> **SUPPLIED ENTRIES**:
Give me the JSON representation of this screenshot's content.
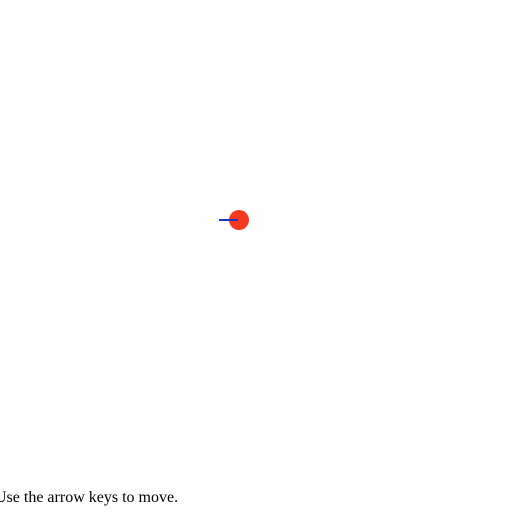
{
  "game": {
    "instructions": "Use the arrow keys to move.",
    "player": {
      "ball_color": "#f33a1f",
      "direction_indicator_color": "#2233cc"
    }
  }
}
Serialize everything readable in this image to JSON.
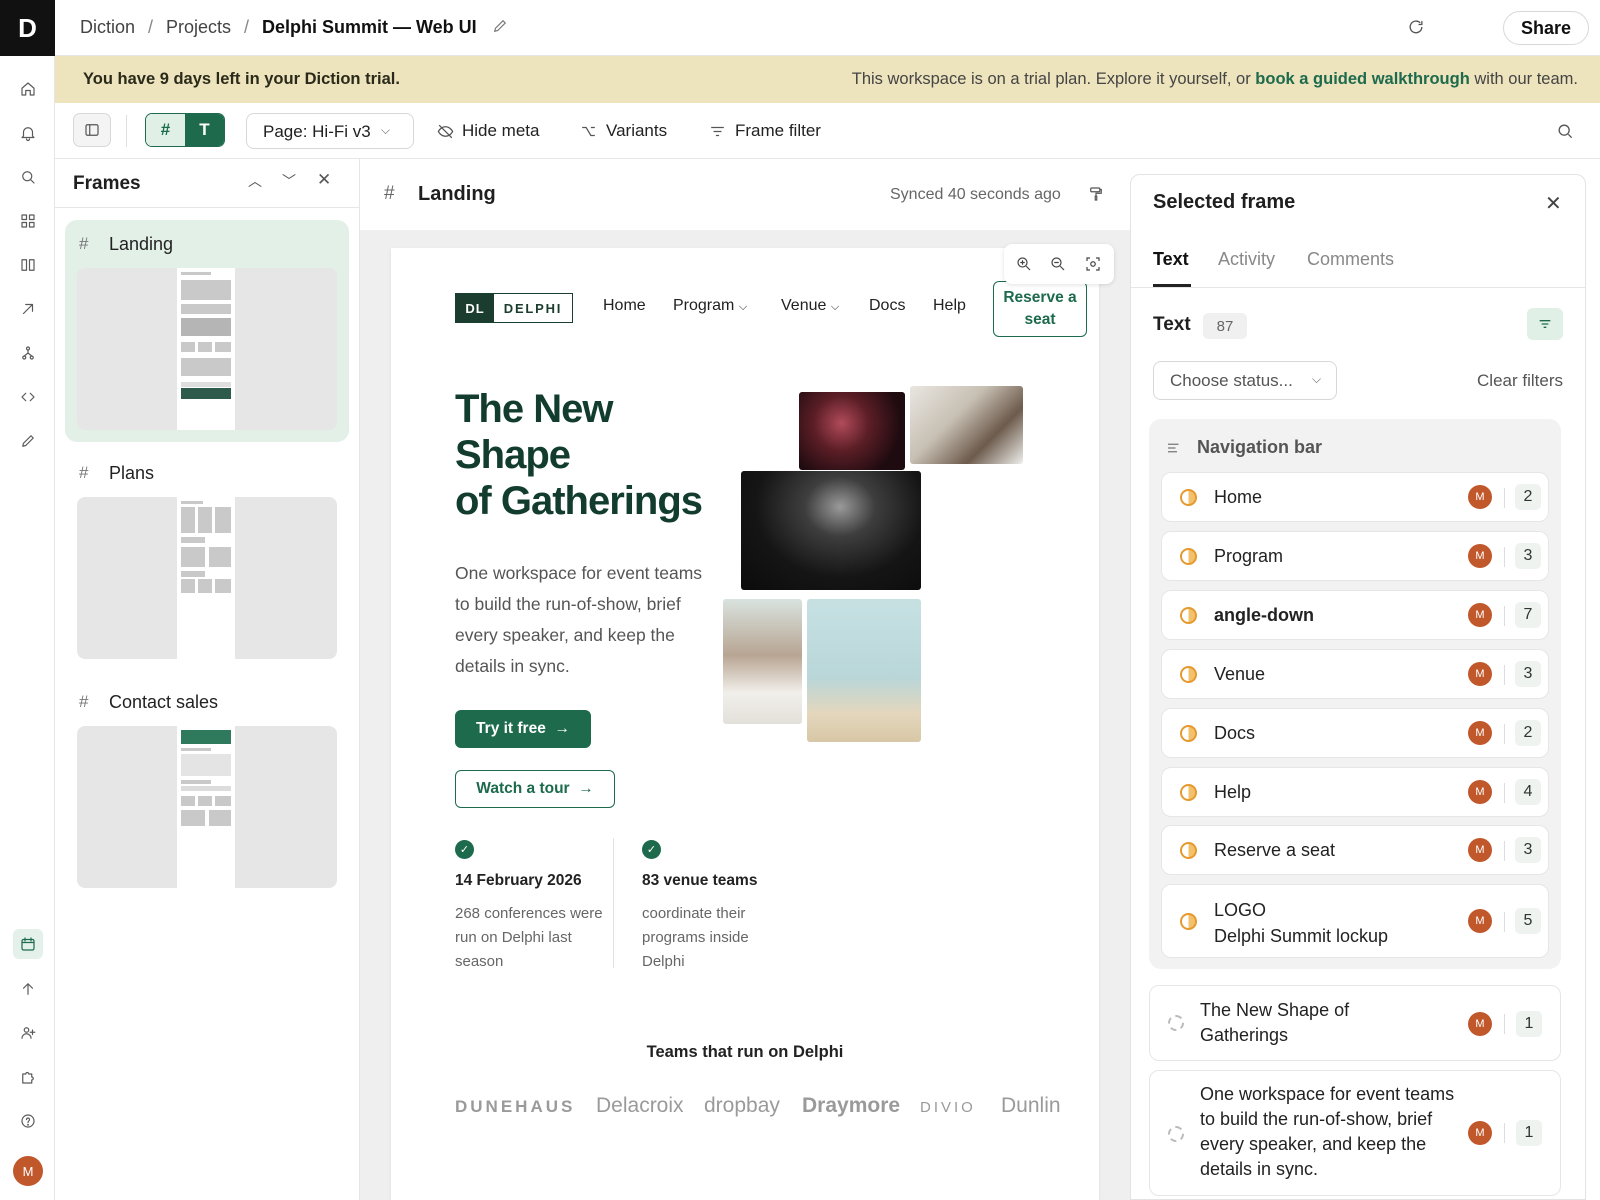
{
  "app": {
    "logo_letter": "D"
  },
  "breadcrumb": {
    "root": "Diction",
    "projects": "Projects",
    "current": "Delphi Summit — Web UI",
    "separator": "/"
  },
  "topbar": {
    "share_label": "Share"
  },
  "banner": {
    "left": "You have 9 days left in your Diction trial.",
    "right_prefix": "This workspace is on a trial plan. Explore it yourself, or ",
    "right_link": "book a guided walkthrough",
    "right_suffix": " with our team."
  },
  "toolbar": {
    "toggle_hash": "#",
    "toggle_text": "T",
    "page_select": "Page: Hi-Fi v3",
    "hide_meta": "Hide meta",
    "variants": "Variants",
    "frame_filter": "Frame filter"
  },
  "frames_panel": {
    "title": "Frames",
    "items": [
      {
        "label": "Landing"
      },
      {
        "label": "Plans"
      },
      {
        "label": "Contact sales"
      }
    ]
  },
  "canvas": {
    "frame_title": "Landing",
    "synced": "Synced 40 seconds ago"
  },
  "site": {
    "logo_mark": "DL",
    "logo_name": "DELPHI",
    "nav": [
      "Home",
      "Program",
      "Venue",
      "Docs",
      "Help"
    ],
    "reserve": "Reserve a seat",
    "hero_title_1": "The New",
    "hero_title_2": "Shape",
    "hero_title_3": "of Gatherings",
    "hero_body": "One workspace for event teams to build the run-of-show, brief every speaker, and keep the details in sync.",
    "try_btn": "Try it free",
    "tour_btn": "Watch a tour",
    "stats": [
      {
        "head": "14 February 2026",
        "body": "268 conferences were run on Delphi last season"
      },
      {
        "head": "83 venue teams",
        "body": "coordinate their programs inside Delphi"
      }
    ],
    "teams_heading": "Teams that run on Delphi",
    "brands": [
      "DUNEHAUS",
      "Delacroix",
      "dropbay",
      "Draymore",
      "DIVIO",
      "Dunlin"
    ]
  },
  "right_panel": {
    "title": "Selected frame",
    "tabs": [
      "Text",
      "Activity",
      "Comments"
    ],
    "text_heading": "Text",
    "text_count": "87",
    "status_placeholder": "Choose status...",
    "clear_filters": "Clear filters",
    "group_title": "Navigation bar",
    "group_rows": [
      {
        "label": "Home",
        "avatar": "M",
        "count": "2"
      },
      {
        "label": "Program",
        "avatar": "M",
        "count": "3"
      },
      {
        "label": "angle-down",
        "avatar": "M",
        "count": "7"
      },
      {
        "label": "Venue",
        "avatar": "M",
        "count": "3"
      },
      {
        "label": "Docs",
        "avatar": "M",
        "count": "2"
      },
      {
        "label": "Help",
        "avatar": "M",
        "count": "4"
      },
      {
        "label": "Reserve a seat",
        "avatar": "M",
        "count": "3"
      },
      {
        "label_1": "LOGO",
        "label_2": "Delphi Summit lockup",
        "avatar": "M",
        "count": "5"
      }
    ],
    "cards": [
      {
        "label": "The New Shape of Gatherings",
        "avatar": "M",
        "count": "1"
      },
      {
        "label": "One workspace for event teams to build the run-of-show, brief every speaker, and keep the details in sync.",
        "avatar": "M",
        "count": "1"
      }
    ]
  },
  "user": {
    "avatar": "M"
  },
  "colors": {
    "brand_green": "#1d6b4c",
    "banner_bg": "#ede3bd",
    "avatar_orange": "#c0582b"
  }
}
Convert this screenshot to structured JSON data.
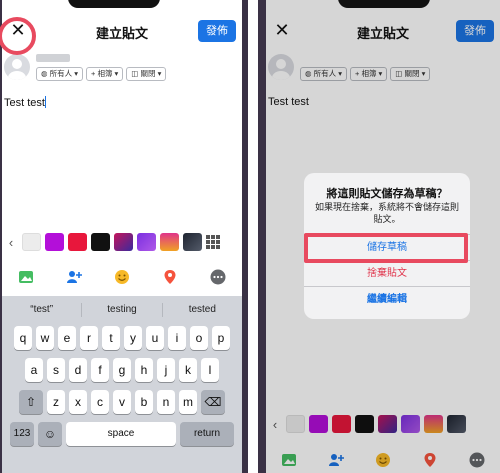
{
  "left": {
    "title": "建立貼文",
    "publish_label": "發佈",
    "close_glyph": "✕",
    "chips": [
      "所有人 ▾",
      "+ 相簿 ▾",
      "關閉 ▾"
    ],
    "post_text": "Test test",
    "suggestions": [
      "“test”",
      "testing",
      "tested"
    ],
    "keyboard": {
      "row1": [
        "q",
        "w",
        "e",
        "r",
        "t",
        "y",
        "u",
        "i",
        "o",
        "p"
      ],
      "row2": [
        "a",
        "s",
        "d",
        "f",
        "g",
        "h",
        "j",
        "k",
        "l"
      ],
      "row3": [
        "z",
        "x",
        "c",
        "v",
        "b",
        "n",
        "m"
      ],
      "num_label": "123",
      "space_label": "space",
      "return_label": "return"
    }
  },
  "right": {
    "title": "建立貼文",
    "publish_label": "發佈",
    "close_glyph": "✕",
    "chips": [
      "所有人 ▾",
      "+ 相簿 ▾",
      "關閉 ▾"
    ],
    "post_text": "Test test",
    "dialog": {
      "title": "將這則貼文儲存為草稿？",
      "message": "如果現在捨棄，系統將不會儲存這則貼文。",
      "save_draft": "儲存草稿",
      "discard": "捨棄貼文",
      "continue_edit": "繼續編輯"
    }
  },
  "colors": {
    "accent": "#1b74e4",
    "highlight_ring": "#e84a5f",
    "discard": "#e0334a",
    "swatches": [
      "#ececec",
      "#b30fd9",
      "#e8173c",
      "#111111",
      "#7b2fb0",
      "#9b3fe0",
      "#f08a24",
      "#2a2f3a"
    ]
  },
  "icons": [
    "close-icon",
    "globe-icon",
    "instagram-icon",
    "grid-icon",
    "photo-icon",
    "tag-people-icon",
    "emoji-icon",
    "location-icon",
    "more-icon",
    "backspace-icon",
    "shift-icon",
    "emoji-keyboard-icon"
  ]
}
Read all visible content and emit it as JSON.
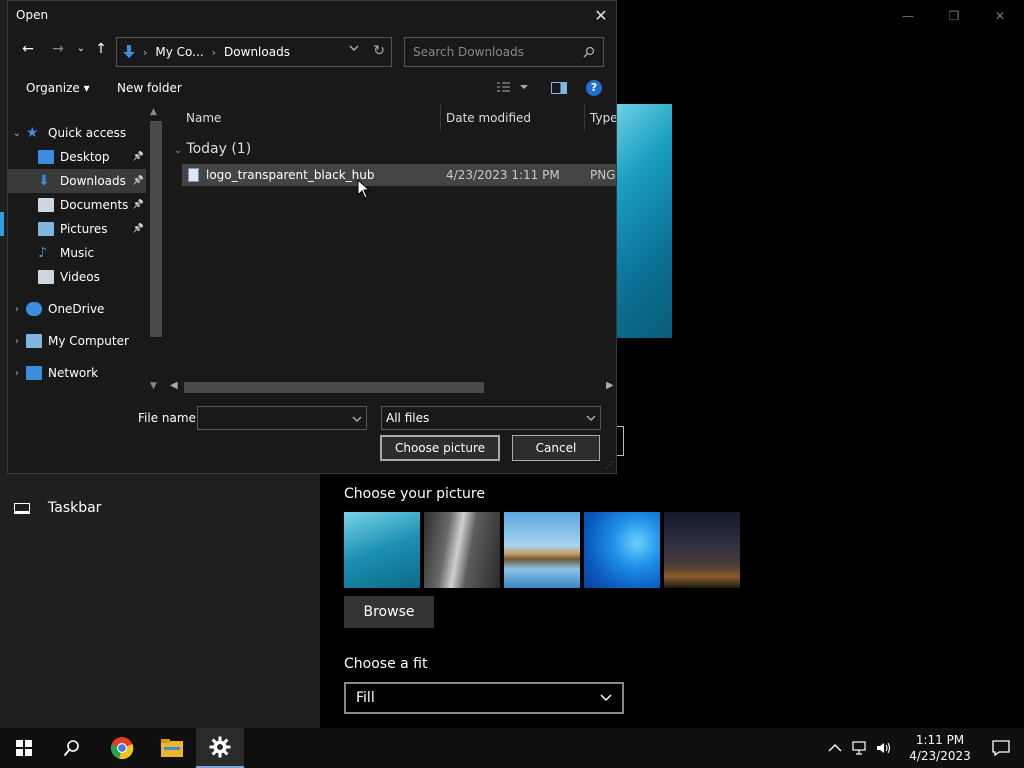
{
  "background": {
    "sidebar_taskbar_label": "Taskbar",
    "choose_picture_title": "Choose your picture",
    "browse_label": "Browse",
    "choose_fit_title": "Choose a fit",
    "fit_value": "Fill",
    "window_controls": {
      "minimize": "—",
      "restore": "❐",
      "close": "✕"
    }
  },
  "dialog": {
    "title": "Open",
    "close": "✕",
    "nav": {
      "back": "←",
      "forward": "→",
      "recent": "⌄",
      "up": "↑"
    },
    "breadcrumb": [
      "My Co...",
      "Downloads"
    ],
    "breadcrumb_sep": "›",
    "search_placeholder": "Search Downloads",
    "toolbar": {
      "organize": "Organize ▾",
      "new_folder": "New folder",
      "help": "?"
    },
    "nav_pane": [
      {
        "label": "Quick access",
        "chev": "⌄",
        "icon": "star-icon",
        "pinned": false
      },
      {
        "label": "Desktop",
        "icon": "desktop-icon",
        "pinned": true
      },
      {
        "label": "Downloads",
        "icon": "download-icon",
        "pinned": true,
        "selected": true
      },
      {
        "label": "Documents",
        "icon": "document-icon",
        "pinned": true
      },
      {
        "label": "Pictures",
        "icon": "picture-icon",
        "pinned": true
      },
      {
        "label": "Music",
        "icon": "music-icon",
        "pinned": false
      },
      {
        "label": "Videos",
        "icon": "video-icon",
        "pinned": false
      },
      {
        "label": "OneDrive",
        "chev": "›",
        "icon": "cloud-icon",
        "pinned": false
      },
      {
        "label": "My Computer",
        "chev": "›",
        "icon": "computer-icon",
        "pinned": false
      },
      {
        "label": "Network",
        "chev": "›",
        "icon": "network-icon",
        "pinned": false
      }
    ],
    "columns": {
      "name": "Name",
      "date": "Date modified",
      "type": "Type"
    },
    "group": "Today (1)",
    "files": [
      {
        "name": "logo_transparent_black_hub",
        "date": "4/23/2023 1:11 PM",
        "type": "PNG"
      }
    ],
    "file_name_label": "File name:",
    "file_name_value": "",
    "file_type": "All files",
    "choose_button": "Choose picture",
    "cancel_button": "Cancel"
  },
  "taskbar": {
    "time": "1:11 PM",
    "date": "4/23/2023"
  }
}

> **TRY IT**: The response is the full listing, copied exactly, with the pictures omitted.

> **TASK SOLUTION**:
Give me the JSON representation of this screenshot's content.
{
  "game": {
    "instructions": "Use the arrow keys to move.",
    "player": {
      "ball_color": "#f33a1f",
      "direction_indicator_color": "#2233cc"
    }
  }
}
Serialize everything readable in this image to JSON.
{
  "app": {
    "logo_letter": "D"
  },
  "breadcrumb": {
    "root": "Diction",
    "projects": "Projects",
    "current": "Delphi Summit — Web UI",
    "separator": "/"
  },
  "topbar": {
    "share_label": "Share"
  },
  "banner": {
    "left": "You have 9 days left in your Diction trial.",
    "right_prefix": "This workspace is on a trial plan. Explore it yourself, or ",
    "right_link": "book a guided walkthrough",
    "right_suffix": " with our team."
  },
  "toolbar": {
    "toggle_hash": "#",
    "toggle_text": "T",
    "page_select": "Page: Hi-Fi v3",
    "hide_meta": "Hide meta",
    "variants": "Variants",
    "frame_filter": "Frame filter"
  },
  "frames_panel": {
    "title": "Frames",
    "items": [
      {
        "label": "Landing"
      },
      {
        "label": "Plans"
      },
      {
        "label": "Contact sales"
      }
    ]
  },
  "canvas": {
    "frame_title": "Landing",
    "synced": "Synced 40 seconds ago"
  },
  "site": {
    "logo_mark": "DL",
    "logo_name": "DELPHI",
    "nav": [
      "Home",
      "Program",
      "Venue",
      "Docs",
      "Help"
    ],
    "reserve": "Reserve a seat",
    "hero_title_1": "The New",
    "hero_title_2": "Shape",
    "hero_title_3": "of Gatherings",
    "hero_body": "One workspace for event teams to build the run-of-show, brief every speaker, and keep the details in sync.",
    "try_btn": "Try it free",
    "tour_btn": "Watch a tour",
    "stats": [
      {
        "head": "14 February 2026",
        "body": "268 conferences were run on Delphi last season"
      },
      {
        "head": "83 venue teams",
        "body": "coordinate their programs inside Delphi"
      }
    ],
    "teams_heading": "Teams that run on Delphi",
    "brands": [
      "DUNEHAUS",
      "Delacroix",
      "dropbay",
      "Draymore",
      "DIVIO",
      "Dunlin"
    ]
  },
  "right_panel": {
    "title": "Selected frame",
    "tabs": [
      "Text",
      "Activity",
      "Comments"
    ],
    "text_heading": "Text",
    "text_count": "87",
    "status_placeholder": "Choose status...",
    "clear_filters": "Clear filters",
    "group_title": "Navigation bar",
    "group_rows": [
      {
        "label": "Home",
        "avatar": "M",
        "count": "2"
      },
      {
        "label": "Program",
        "avatar": "M",
        "count": "3"
      },
      {
        "label": "angle-down",
        "avatar": "M",
        "count": "7"
      },
      {
        "label": "Venue",
        "avatar": "M",
        "count": "3"
      },
      {
        "label": "Docs",
        "avatar": "M",
        "count": "2"
      },
      {
        "label": "Help",
        "avatar": "M",
        "count": "4"
      },
      {
        "label": "Reserve a seat",
        "avatar": "M",
        "count": "3"
      },
      {
        "label_1": "LOGO",
        "label_2": "Delphi Summit lockup",
        "avatar": "M",
        "count": "5"
      }
    ],
    "cards": [
      {
        "label": "The New Shape of Gatherings",
        "avatar": "M",
        "count": "1"
      },
      {
        "label": "One workspace for event teams to build the run-of-show, brief every speaker, and keep the details in sync.",
        "avatar": "M",
        "count": "1"
      }
    ]
  },
  "user": {
    "avatar": "M"
  },
  "colors": {
    "brand_green": "#1d6b4c",
    "banner_bg": "#ede3bd",
    "avatar_orange": "#c0582b"
  }
}
Convert this screenshot to structured JSON data.
{
  "left": {
    "title": "建立貼文",
    "publish_label": "發佈",
    "close_glyph": "✕",
    "chips": [
      "所有人 ▾",
      "+ 相簿 ▾",
      "關閉 ▾"
    ],
    "post_text": "Test test",
    "suggestions": [
      "“test”",
      "testing",
      "tested"
    ],
    "keyboard": {
      "row1": [
        "q",
        "w",
        "e",
        "r",
        "t",
        "y",
        "u",
        "i",
        "o",
        "p"
      ],
      "row2": [
        "a",
        "s",
        "d",
        "f",
        "g",
        "h",
        "j",
        "k",
        "l"
      ],
      "row3": [
        "z",
        "x",
        "c",
        "v",
        "b",
        "n",
        "m"
      ],
      "num_label": "123",
      "space_label": "space",
      "return_label": "return"
    }
  },
  "right": {
    "title": "建立貼文",
    "publish_label": "發佈",
    "close_glyph": "✕",
    "chips": [
      "所有人 ▾",
      "+ 相簿 ▾",
      "關閉 ▾"
    ],
    "post_text": "Test test",
    "dialog": {
      "title": "將這則貼文儲存為草稿？",
      "message": "如果現在捨棄，系統將不會儲存這則貼文。",
      "save_draft": "儲存草稿",
      "discard": "捨棄貼文",
      "continue_edit": "繼續編輯"
    }
  },
  "colors": {
    "accent": "#1b74e4",
    "highlight_ring": "#e84a5f",
    "discard": "#e0334a",
    "swatches": [
      "#ececec",
      "#b30fd9",
      "#e8173c",
      "#111111",
      "#7b2fb0",
      "#9b3fe0",
      "#f08a24",
      "#2a2f3a"
    ]
  },
  "icons": [
    "close-icon",
    "globe-icon",
    "instagram-icon",
    "grid-icon",
    "photo-icon",
    "tag-people-icon",
    "emoji-icon",
    "location-icon",
    "more-icon",
    "backspace-icon",
    "shift-icon",
    "emoji-keyboard-icon"
  ]
}
Read all visible content and emit it as JSON.
{
  "background": {
    "sidebar_taskbar_label": "Taskbar",
    "choose_picture_title": "Choose your picture",
    "browse_label": "Browse",
    "choose_fit_title": "Choose a fit",
    "fit_value": "Fill",
    "window_controls": {
      "minimize": "—",
      "restore": "❐",
      "close": "✕"
    }
  },
  "dialog": {
    "title": "Open",
    "close": "✕",
    "nav": {
      "back": "←",
      "forward": "→",
      "recent": "⌄",
      "up": "↑"
    },
    "breadcrumb": [
      "My Co...",
      "Downloads"
    ],
    "breadcrumb_sep": "›",
    "search_placeholder": "Search Downloads",
    "toolbar": {
      "organize": "Organize ▾",
      "new_folder": "New folder",
      "help": "?"
    },
    "nav_pane": [
      {
        "label": "Quick access",
        "chev": "⌄",
        "icon": "star-icon",
        "pinned": false
      },
      {
        "label": "Desktop",
        "icon": "desktop-icon",
        "pinned": true
      },
      {
        "label": "Downloads",
        "icon": "download-icon",
        "pinned": true,
        "selected": true
      },
      {
        "label": "Documents",
        "icon": "document-icon",
        "pinned": true
      },
      {
        "label": "Pictures",
        "icon": "picture-icon",
        "pinned": true
      },
      {
        "label": "Music",
        "icon": "music-icon",
        "pinned": false
      },
      {
        "label": "Videos",
        "icon": "video-icon",
        "pinned": false
      },
      {
        "label": "OneDrive",
        "chev": "›",
        "icon": "cloud-icon",
        "pinned": false
      },
      {
        "label": "My Computer",
        "chev": "›",
        "icon": "computer-icon",
        "pinned": false
      },
      {
        "label": "Network",
        "chev": "›",
        "icon": "network-icon",
        "pinned": false
      }
    ],
    "columns": {
      "name": "Name",
      "date": "Date modified",
      "type": "Type"
    },
    "group": "Today (1)",
    "files": [
      {
        "name": "logo_transparent_black_hub",
        "date": "4/23/2023 1:11 PM",
        "type": "PNG"
      }
    ],
    "file_name_label": "File name:",
    "file_name_value": "",
    "file_type": "All files",
    "choose_button": "Choose picture",
    "cancel_button": "Cancel"
  },
  "taskbar": {
    "time": "1:11 PM",
    "date": "4/23/2023"
  }
}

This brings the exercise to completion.